Those orphanage staff, those predators, they were bastards, they were animals, they sensed and were drawn to our vulnerability like moths to a bloody flame. They circled our innocence and crushed it with their sickness.
Those nuns – those supposed administrators of the mercy and love of god – they bashed us, they humiliated us, they subjected us to a regime of extreme mental cruelty, they were bastards, they were animals, it is almost impossible to forgive them.
Those inhuman orphanage clerics, from one side of their face they spewed out the loving words of their god, and from the other side of their face they bore down and committed atrocities upon us and shredded us. They killed our spirits. They were bastards, they were animals, and for many of us it is almost impossible to forgive them.
Our anger at what they did to us, and our hatred of them, is visceral.
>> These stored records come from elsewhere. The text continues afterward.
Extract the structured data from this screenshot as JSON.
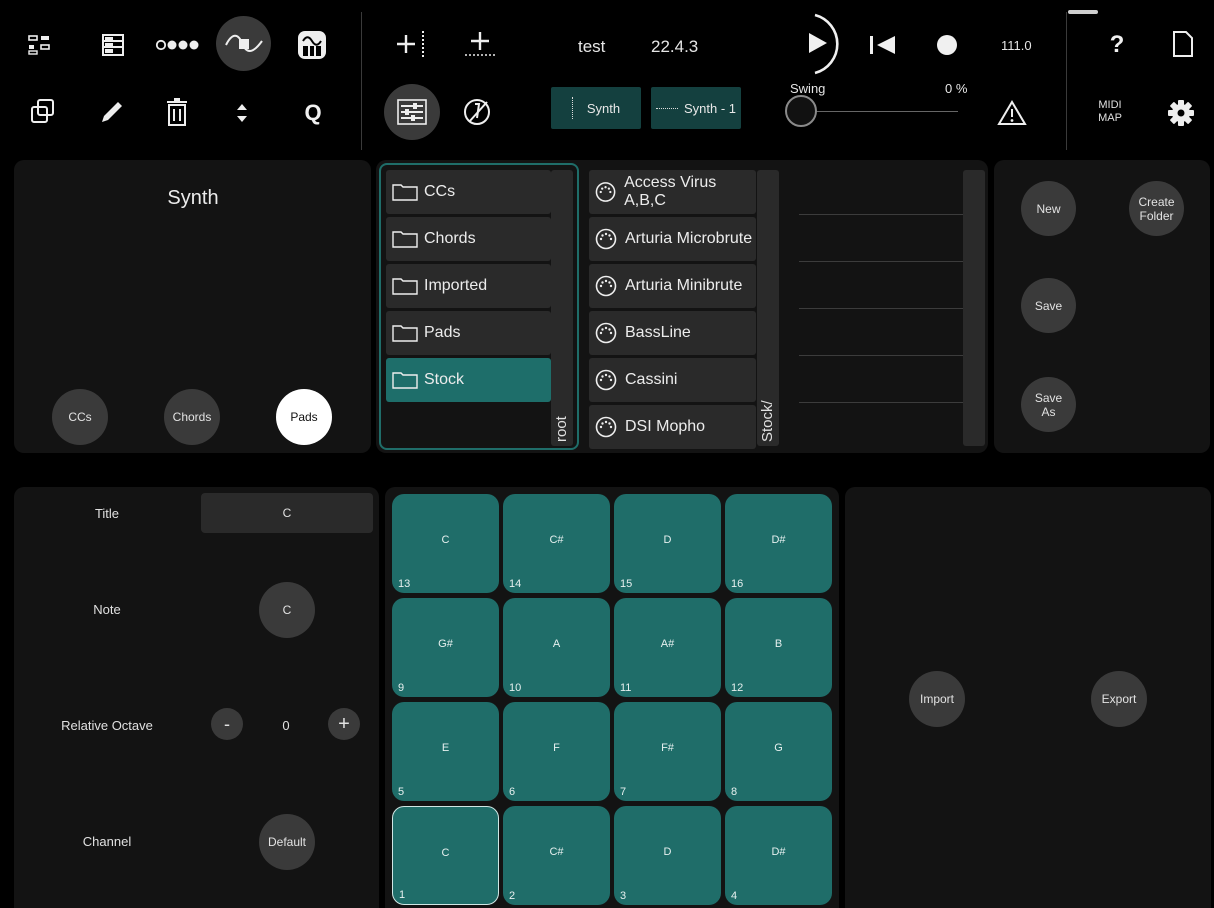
{
  "toolbar": {
    "project_name": "test",
    "version": "22.4.3",
    "tempo": "111.0",
    "swing_label": "Swing",
    "swing_value": "0 %",
    "quantize_label": "Q",
    "help_label": "?",
    "midi_map_line1": "MIDI",
    "midi_map_line2": "MAP",
    "track_chip": "Synth",
    "clip_chip": "Synth - 1"
  },
  "synth_panel": {
    "title": "Synth",
    "modes": [
      "CCs",
      "Chords",
      "Pads"
    ],
    "selected_mode": "Pads"
  },
  "browser": {
    "folders": [
      "CCs",
      "Chords",
      "Imported",
      "Pads",
      "Stock"
    ],
    "selected_folder": "Stock",
    "folder_path_label": "root",
    "devices": [
      "Access Virus A,B,C",
      "Arturia Microbrute",
      "Arturia Minibrute",
      "BassLine",
      "Cassini",
      "DSI Mopho"
    ],
    "device_path_label": "Stock/"
  },
  "actions": {
    "new": "New",
    "create_folder_line1": "Create",
    "create_folder_line2": "Folder",
    "save": "Save",
    "save_as_line1": "Save",
    "save_as_line2": "As"
  },
  "pad_props": {
    "title_label": "Title",
    "title_value": "C",
    "note_label": "Note",
    "note_value": "C",
    "octave_label": "Relative Octave",
    "octave_minus": "-",
    "octave_value": "0",
    "octave_plus": "+",
    "channel_label": "Channel",
    "channel_value": "Default"
  },
  "pads": [
    {
      "note": "C",
      "index": "13"
    },
    {
      "note": "C#",
      "index": "14"
    },
    {
      "note": "D",
      "index": "15"
    },
    {
      "note": "D#",
      "index": "16"
    },
    {
      "note": "G#",
      "index": "9"
    },
    {
      "note": "A",
      "index": "10"
    },
    {
      "note": "A#",
      "index": "11"
    },
    {
      "note": "B",
      "index": "12"
    },
    {
      "note": "E",
      "index": "5"
    },
    {
      "note": "F",
      "index": "6"
    },
    {
      "note": "F#",
      "index": "7"
    },
    {
      "note": "G",
      "index": "8"
    },
    {
      "note": "C",
      "index": "1"
    },
    {
      "note": "C#",
      "index": "2"
    },
    {
      "note": "D",
      "index": "3"
    },
    {
      "note": "D#",
      "index": "4"
    }
  ],
  "selected_pad_index": "1",
  "io": {
    "import": "Import",
    "export": "Export"
  },
  "colors": {
    "accent_teal": "#1f6d69",
    "chip_teal": "#14403f",
    "panel_bg": "#131313",
    "button_gray": "#3a3a3a"
  }
}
We have carried it for our whole lifetimes in silence. We have carried the legacy of the damage they did to us for the whole of our lifetimes in silence. But the Royal Commission has given us the courage, the space, to finally speak out.
No amount of monetary reparation will replace what was beaten out of us, no amount of redress will return to us what we have lost. Nothing will undo our violation. Many of us are all too well aware that we have lived our full lifetimes totally empty of joy, and totally full of the permanence of a depression that never lightens.
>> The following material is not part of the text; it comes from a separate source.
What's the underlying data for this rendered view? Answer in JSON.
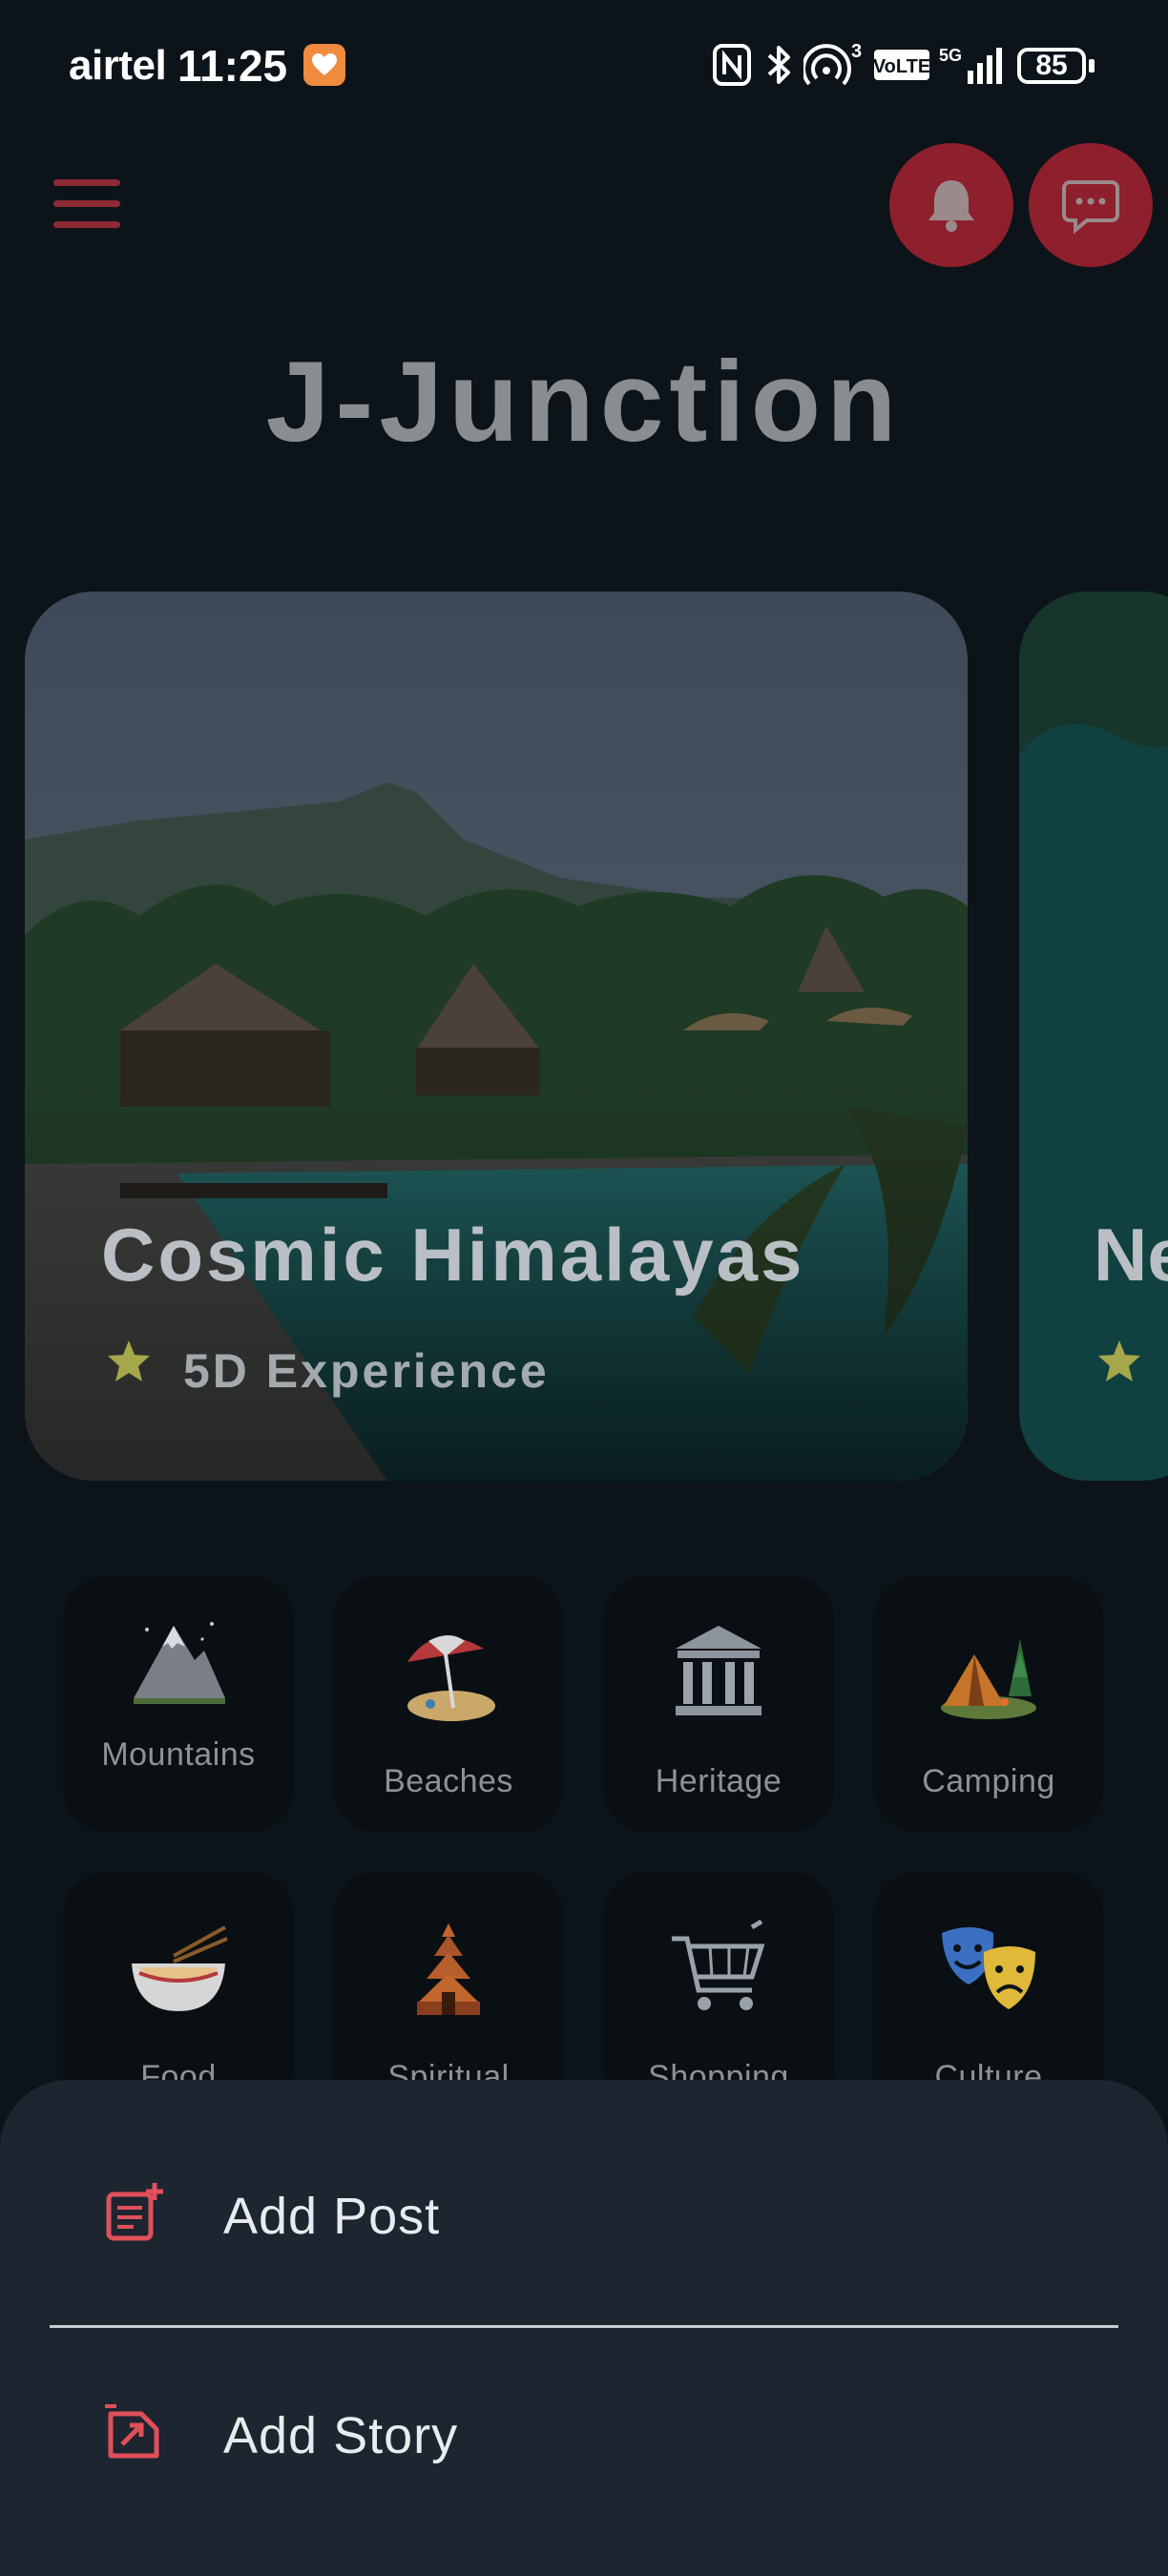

Most of us never overtly sought sympathy – no matter how much we yearned for it – for the horrible things that were done to us. We were from an era where things were left unspoken, when one was expected to just soldier on no matter what. So we swallowed the shitful memories.
But those bastards gave us a life sentence. They gave us a life sentence, and that is the wellspring of our anger.
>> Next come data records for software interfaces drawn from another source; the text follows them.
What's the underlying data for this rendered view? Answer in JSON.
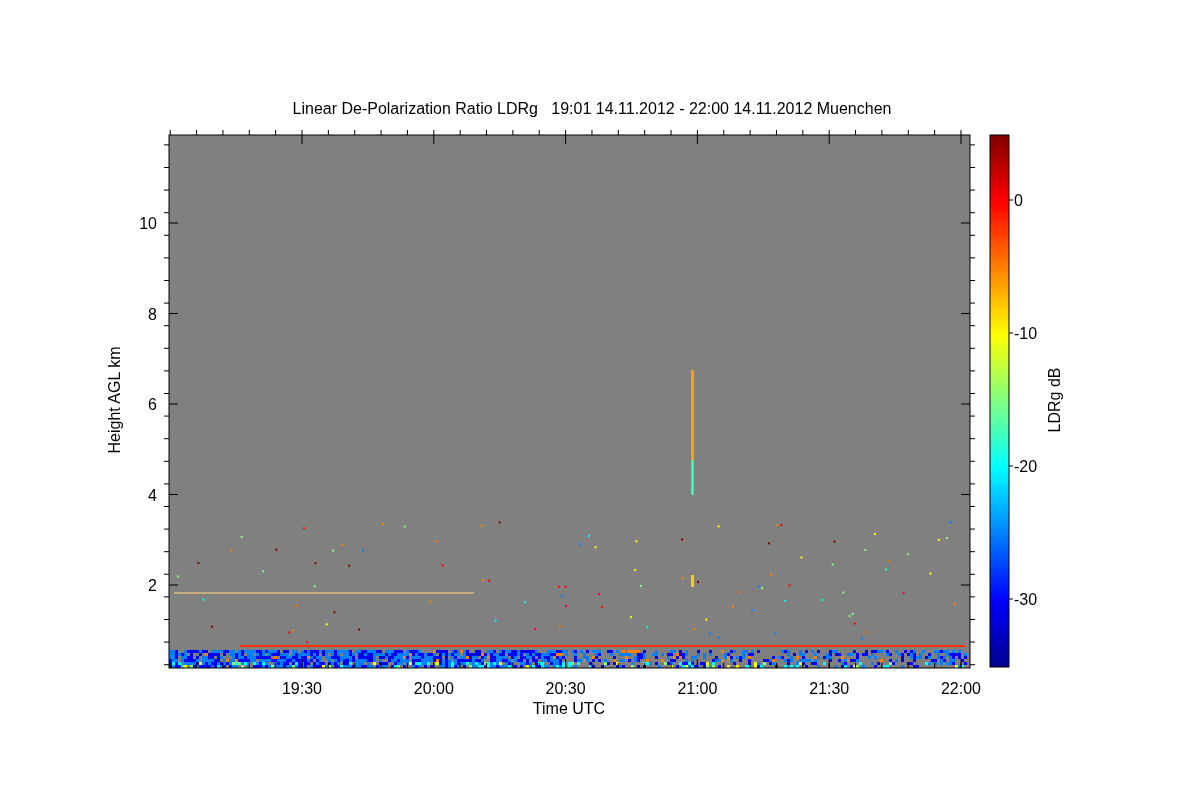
{
  "title": "Linear De-Polarization Ratio LDRg   19:01 14.11.2012 - 22:00 14.11.2012 Muenchen",
  "plot": {
    "xlabel": "Time UTC",
    "ylabel": "Height AGL km",
    "xticks": [
      "19:30",
      "20:00",
      "20:30",
      "21:00",
      "21:30",
      "22:00"
    ],
    "yticks": [
      "10",
      "8",
      "6",
      "4",
      "2"
    ]
  },
  "colorbar": {
    "label": "LDRg dB",
    "ticks": [
      "0",
      "-10",
      "-20",
      "-30"
    ]
  }
}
Our abuse occurred in unenlightened times. There is no going back almost 60 years to the start and availing ourselves there of the benefits of supportive psychological therapies. There is no going back to source and repairing the damage close to the time when it occurred.
For many of us, being the victim of child sexual abuse at such a young age, and from such a long ago era, carried an unwanted legacy. Most of us, once we had escaped the predations, turned inwards. We became quiet, we withdrew, we had difficulty associating easily with other people. We lost the ability to trust men, we lost the ability to trust women. We blamed ourselves, thought it was all our own fault, and shame became the mantle that we cloaked ourselves in. We felt that nobody would believe us so we pushed the memory of our experiences as deep as we could push them. We lived our whole lives like that. I certainly did.
The legacy from our abuse experience just kept expanding. It affected our work, our relationships, our children, our friends, the way we saw the very world. Our life sentence was shared by others. We are all still serving it.
And then along came the Royal Commission. And now we can express our feelings. And now we can vent our long muffled anger.
I’ll now speak for myself, and no longer for the many.
In this modern era victims of child sexual abuse are encouraged to seek help, are encouraged to try and forgive, are encouraged to wholeheartedly embrace the process of healing, are encouraged to speak up.
I have no objection – even at this later stage in my life – to placing my feet firmly on the starting line of that journey. But just before I do I’m going to slip the following in – and I reckon I have earned every bloody right to express it. And I am using the most appropriate swear language that I can think of.
I am angry at my abusers. They were vicious brutal predatory scum.
They were bastards, they were predators, they were animals. What they did to me as a young child has affected my whole fucking life. And the vile bastards got away with it.
I am angry at the organisation that protected so many of them.
I gaze at the Catholic Church with a lifetime’s worth of utter hatred, scorn, anger, contempt, and disgust. I turn my back on them, and on everything those arseholes pretended to represent. I curse them with every fibre of my bloody being.
I speak for myself, but I also speak for those who did not survive the predations, those who never got the chance to scream their anger. I honour them with all my heart.